Data: Begin

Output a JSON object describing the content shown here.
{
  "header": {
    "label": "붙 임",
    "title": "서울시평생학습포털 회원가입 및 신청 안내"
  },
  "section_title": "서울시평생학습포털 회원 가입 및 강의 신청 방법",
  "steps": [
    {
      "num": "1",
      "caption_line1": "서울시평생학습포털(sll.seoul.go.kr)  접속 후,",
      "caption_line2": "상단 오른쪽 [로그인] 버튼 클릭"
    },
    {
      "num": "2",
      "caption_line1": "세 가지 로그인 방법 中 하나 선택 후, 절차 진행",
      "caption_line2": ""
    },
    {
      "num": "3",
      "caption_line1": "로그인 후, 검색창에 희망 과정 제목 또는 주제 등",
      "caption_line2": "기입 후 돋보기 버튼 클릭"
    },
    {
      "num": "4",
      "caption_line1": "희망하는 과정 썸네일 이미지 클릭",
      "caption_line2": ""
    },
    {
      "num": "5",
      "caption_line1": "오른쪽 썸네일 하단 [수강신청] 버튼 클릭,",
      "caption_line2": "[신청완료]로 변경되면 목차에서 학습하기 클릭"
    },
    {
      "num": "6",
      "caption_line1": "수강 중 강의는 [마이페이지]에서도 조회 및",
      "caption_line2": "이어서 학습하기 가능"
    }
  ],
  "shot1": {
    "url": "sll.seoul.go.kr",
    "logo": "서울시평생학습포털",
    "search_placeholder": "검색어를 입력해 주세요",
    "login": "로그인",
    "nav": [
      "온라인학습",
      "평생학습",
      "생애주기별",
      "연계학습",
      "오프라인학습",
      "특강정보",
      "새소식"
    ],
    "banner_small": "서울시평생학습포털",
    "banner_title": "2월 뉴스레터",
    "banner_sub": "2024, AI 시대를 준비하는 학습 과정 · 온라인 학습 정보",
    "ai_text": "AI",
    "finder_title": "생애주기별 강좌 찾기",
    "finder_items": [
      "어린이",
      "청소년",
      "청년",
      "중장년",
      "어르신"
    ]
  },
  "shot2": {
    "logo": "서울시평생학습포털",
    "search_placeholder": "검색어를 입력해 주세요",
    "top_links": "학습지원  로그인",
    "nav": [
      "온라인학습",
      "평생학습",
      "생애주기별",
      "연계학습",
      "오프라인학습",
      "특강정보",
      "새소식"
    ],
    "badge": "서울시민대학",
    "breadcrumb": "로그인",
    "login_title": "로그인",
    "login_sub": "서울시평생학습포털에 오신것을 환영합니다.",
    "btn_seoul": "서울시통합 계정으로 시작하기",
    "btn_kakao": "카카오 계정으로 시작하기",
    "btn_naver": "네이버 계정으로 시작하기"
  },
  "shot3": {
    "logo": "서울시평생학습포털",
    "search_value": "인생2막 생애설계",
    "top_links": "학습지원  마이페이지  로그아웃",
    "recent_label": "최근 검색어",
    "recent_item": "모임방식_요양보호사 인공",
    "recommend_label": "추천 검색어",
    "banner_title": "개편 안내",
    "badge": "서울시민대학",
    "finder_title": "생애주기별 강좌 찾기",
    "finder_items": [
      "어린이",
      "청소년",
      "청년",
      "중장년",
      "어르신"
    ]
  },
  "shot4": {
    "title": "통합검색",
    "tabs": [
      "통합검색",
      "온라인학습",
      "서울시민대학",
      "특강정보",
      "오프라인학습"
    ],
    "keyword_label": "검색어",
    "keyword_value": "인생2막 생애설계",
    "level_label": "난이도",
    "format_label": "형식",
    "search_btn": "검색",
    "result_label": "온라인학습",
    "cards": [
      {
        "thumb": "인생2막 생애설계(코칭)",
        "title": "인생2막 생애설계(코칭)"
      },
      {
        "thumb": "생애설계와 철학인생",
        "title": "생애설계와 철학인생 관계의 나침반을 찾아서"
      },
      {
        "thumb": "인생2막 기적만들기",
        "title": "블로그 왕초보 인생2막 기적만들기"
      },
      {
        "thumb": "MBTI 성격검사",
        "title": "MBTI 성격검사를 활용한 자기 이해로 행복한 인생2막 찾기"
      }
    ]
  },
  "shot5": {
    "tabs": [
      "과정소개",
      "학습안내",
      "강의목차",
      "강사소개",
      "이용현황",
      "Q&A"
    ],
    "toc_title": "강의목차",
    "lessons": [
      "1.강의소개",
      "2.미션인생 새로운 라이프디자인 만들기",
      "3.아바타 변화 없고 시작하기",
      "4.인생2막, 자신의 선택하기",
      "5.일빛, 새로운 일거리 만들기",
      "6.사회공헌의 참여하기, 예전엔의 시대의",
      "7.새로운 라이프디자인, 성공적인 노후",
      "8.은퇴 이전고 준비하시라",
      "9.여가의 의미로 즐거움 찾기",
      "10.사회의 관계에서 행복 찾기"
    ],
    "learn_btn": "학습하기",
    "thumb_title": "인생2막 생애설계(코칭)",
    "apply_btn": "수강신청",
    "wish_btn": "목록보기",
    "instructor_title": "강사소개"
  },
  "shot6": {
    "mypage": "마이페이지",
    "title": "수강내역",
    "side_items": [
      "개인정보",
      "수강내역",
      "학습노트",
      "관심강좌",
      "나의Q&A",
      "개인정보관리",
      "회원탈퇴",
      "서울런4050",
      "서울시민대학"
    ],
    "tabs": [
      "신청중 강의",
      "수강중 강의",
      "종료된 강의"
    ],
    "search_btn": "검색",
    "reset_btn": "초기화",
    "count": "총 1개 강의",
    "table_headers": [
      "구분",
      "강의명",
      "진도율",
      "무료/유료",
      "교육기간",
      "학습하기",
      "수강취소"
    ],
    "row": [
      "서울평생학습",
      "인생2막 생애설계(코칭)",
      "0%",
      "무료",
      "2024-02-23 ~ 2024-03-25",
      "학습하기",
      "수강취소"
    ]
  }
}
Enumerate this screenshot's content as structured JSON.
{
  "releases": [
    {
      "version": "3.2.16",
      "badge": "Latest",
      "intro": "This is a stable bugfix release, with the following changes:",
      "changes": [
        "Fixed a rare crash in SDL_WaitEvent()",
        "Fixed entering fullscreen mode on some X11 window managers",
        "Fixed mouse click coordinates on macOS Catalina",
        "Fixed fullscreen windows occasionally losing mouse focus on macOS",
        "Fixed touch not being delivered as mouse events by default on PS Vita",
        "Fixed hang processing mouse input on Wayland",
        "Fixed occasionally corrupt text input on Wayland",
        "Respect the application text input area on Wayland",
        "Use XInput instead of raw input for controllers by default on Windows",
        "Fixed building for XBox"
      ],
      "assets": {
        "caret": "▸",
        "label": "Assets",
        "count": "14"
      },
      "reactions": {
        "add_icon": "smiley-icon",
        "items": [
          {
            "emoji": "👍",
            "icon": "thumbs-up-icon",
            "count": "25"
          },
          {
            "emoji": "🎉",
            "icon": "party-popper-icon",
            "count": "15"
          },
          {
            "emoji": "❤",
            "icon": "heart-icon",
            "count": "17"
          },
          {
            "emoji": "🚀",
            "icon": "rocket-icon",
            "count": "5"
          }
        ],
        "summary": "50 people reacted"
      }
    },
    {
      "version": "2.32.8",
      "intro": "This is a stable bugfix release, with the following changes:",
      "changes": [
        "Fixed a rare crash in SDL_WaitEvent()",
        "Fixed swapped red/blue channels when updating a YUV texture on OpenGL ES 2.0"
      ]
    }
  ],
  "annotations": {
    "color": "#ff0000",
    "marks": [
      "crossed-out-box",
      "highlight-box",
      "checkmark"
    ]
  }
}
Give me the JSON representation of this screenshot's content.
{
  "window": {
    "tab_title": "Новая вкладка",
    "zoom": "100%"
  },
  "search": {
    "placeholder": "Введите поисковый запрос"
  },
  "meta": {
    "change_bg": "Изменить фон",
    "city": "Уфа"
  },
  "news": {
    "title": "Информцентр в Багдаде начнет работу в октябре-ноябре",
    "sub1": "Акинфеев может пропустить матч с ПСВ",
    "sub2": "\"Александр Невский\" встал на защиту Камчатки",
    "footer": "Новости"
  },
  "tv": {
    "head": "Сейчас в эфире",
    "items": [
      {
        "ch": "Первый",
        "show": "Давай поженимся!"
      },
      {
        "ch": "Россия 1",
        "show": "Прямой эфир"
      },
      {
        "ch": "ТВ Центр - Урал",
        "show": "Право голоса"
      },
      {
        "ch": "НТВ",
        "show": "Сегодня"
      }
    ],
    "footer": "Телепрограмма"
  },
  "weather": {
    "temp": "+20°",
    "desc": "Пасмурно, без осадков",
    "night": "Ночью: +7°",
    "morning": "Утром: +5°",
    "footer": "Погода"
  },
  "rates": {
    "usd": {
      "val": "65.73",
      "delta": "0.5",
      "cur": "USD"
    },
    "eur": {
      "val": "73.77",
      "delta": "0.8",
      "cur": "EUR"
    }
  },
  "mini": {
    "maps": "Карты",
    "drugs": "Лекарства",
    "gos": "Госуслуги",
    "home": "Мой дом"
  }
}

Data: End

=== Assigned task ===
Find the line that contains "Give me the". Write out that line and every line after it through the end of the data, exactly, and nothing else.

=== Your response ===
Give me the JSON representation of this screenshot's content.
{
  "window": {
    "tab_title": "Новая вкладка",
    "zoom": "100%"
  },
  "search": {
    "placeholder": "Введите поисковый запрос"
  },
  "meta": {
    "change_bg": "Изменить фон",
    "city": "Уфа"
  },
  "news": {
    "title": "Информцентр в Багдаде начнет работу в октябре-ноябре",
    "sub1": "Акинфеев может пропустить матч с ПСВ",
    "sub2": "\"Александр Невский\" встал на защиту Камчатки",
    "footer": "Новости"
  },
  "tv": {
    "head": "Сейчас в эфире",
    "items": [
      {
        "ch": "Первый",
        "show": "Давай поженимся!"
      },
      {
        "ch": "Россия 1",
        "show": "Прямой эфир"
      },
      {
        "ch": "ТВ Центр - Урал",
        "show": "Право голоса"
      },
      {
        "ch": "НТВ",
        "show": "Сегодня"
      }
    ],
    "footer": "Телепрограмма"
  },
  "weather": {
    "temp": "+20°",
    "desc": "Пасмурно, без осадков",
    "night": "Ночью: +7°",
    "morning": "Утром: +5°",
    "footer": "Погода"
  },
  "rates": {
    "usd": {
      "val": "65.73",
      "delta": "0.5",
      "cur": "USD"
    },
    "eur": {
      "val": "73.77",
      "delta": "0.8",
      "cur": "EUR"
    }
  },
  "mini": {
    "maps": "Карты",
    "drugs": "Лекарства",
    "gos": "Госуслуги",
    "home": "Мой дом"
  }
}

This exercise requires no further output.